## [TASK PROMPT]
All of the data below is to be output exactly as written.
+ + + +
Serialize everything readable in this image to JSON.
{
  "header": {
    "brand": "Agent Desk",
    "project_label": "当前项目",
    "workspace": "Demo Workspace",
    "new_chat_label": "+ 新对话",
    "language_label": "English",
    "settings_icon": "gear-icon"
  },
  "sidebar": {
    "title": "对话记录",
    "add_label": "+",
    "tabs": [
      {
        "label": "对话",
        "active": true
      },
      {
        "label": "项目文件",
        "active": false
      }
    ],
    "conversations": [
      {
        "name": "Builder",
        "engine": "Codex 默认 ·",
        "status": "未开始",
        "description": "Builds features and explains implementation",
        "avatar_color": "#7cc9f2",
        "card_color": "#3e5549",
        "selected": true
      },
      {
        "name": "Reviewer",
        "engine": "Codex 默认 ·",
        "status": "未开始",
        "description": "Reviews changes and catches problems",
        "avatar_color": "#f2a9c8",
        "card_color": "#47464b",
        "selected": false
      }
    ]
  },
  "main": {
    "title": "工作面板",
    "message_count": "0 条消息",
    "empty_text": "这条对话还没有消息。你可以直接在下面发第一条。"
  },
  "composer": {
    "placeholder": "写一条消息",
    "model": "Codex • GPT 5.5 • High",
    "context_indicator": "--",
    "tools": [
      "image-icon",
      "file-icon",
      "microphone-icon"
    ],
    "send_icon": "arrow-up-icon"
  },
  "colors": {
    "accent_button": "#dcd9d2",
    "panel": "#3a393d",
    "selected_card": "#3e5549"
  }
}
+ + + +
## [ANSWER FOR THIS EXERCISE]
Serialize everything readable in this image to JSON.
{
  "header": {
    "brand": "Agent Desk",
    "project_label": "当前项目",
    "workspace": "Demo Workspace",
    "new_chat_label": "+ 新对话",
    "language_label": "English",
    "settings_icon": "gear-icon"
  },
  "sidebar": {
    "title": "对话记录",
    "add_label": "+",
    "tabs": [
      {
        "label": "对话",
        "active": true
      },
      {
        "label": "项目文件",
        "active": false
      }
    ],
    "conversations": [
      {
        "name": "Builder",
        "engine": "Codex 默认 ·",
        "status": "未开始",
        "description": "Builds features and explains implementation",
        "avatar_color": "#7cc9f2",
        "card_color": "#3e5549",
        "selected": true
      },
      {
        "name": "Reviewer",
        "engine": "Codex 默认 ·",
        "status": "未开始",
        "description": "Reviews changes and catches problems",
        "avatar_color": "#f2a9c8",
        "card_color": "#47464b",
        "selected": false
      }
    ]
  },
  "main": {
    "title": "工作面板",
    "message_count": "0 条消息",
    "empty_text": "这条对话还没有消息。你可以直接在下面发第一条。"
  },
  "composer": {
    "placeholder": "写一条消息",
    "model": "Codex • GPT 5.5 • High",
    "context_indicator": "--",
    "tools": [
      "image-icon",
      "file-icon",
      "microphone-icon"
    ],
    "send_icon": "arrow-up-icon"
  },
  "colors": {
    "accent_button": "#dcd9d2",
    "panel": "#3a393d",
    "selected_card": "#3e5549"
  }
}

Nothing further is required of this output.